Since the construction of the Panama Canal was deemed: “One of the largest and most difficult engineering projects ever undertaken” (– Wikipedia), I decided it just had to be included in my Top-100 Must-See Places in the World. It was one of those Top-100s I hadn’t visited, but my recent few days in Panama gave me a +1 to my actually-visited Top-100s, and, boy, am I glad: it’s a unique feat of human thought, design and construction, and still the monopolist for marine-bisecting the Americas. And it’s so in-demand that they don’t sell ‘tickets’ for a ship to get through the canal as per some kinda price list; no, they auction them instead – with prices paid sometimes reaching hundreds of thousands of dollars!
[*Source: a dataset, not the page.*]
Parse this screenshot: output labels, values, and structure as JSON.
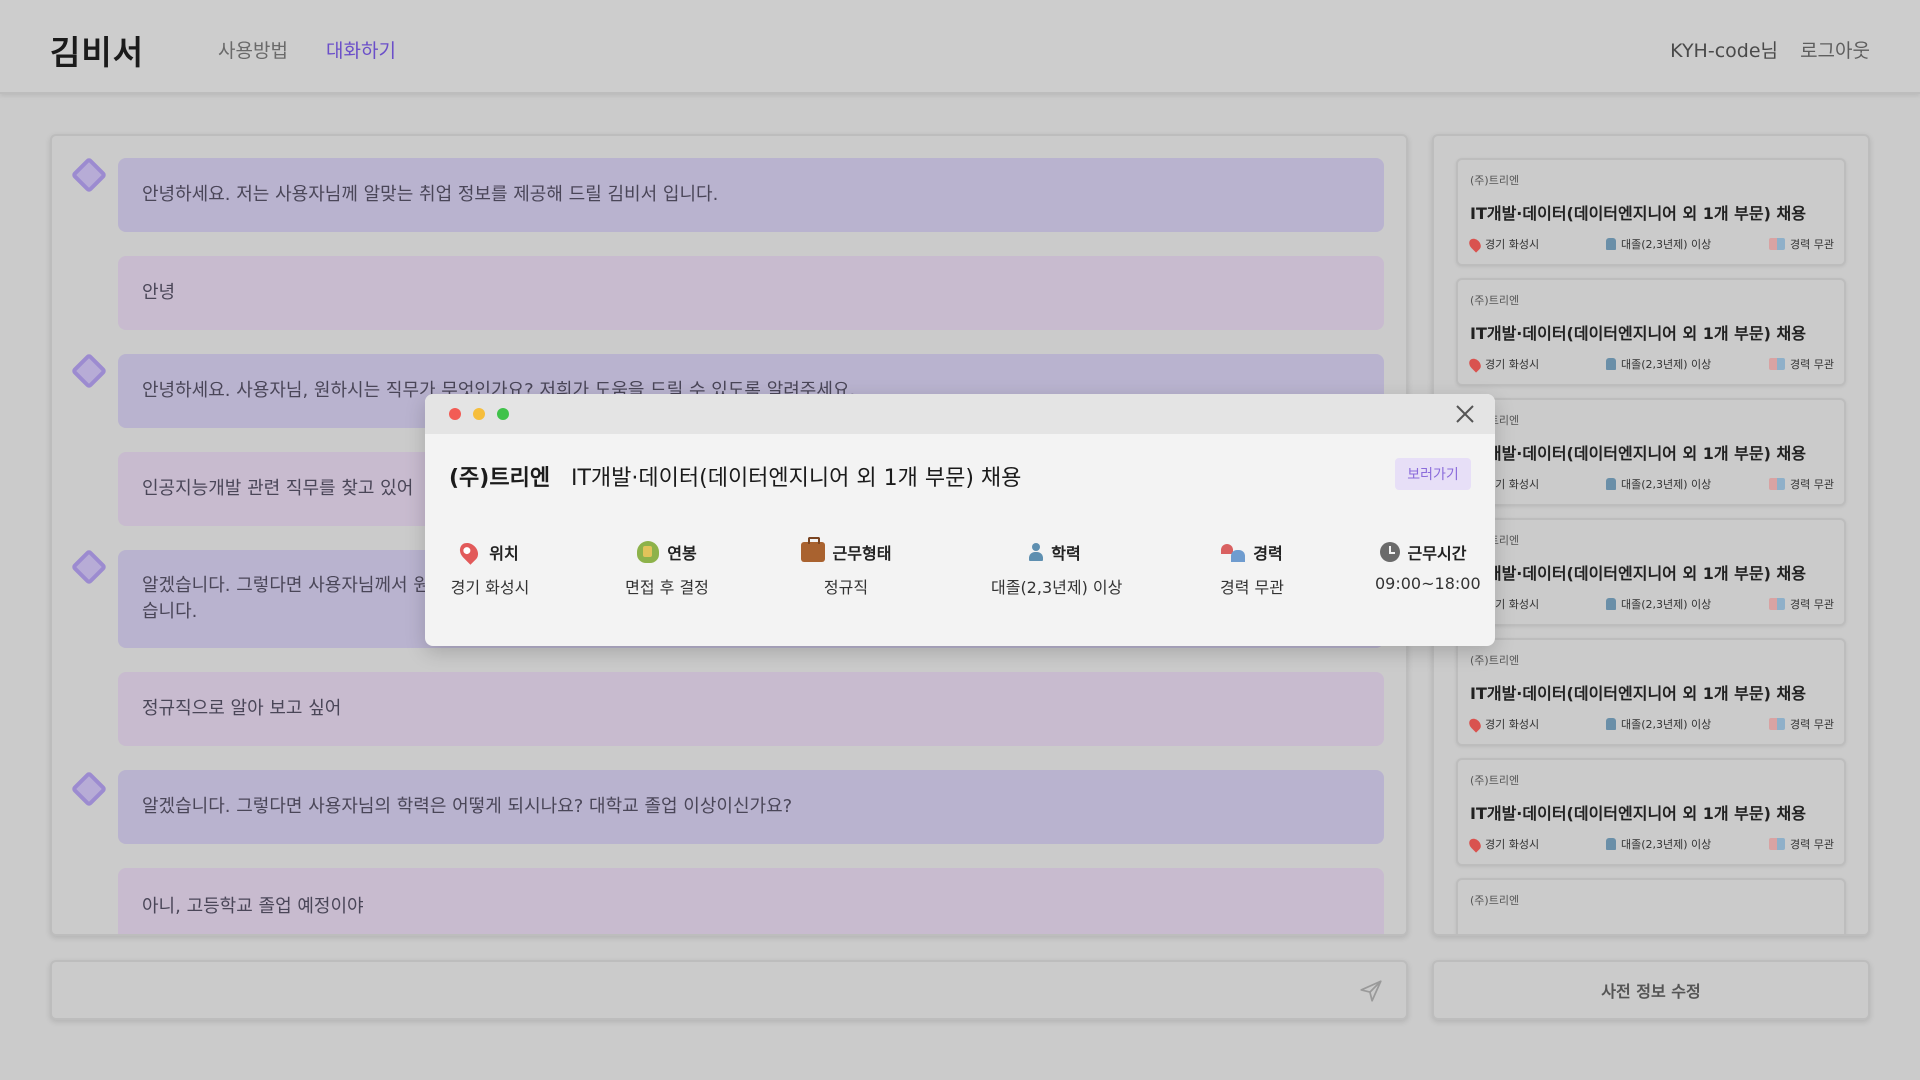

It’s also got plenty of fascinating tales to tell regarding its construction. The first attempt to build it – in the 19th century by the French – was eventually called off as money ran out after it overran its completion targets, but not before thousands of workers died during the doomed construction project from yellow fever, malaria and other tropical diseases. The death rate was at one time higher than 200 per month! Oh my ghoulish. (And if my memory serves me well, I do believe it was here that it was first realized that such diseases were in fact spread by mosquitoes.) After work was abandoned (after 22,000 had died) corruption scandals – regarded to be the largest of the 19th century! – ensued. Then the Americans took things over. Later, the Panamanians wanted to seize it over for themselves, and on and on a checkered history of revolutions and other political upheavals.
But let me get away from the politics and back to the hydro-technical engineering…
You can sit and watch the canal’s locks opening and closing, the raising or lowering of the tankers, and their slow movement along the canal forever. Mind-blowing and hypnotic. But if you want more on the history of the place there’s a nice museum too (plus a restaurant with the perfect birds-eye view of the canal’s comings and goings).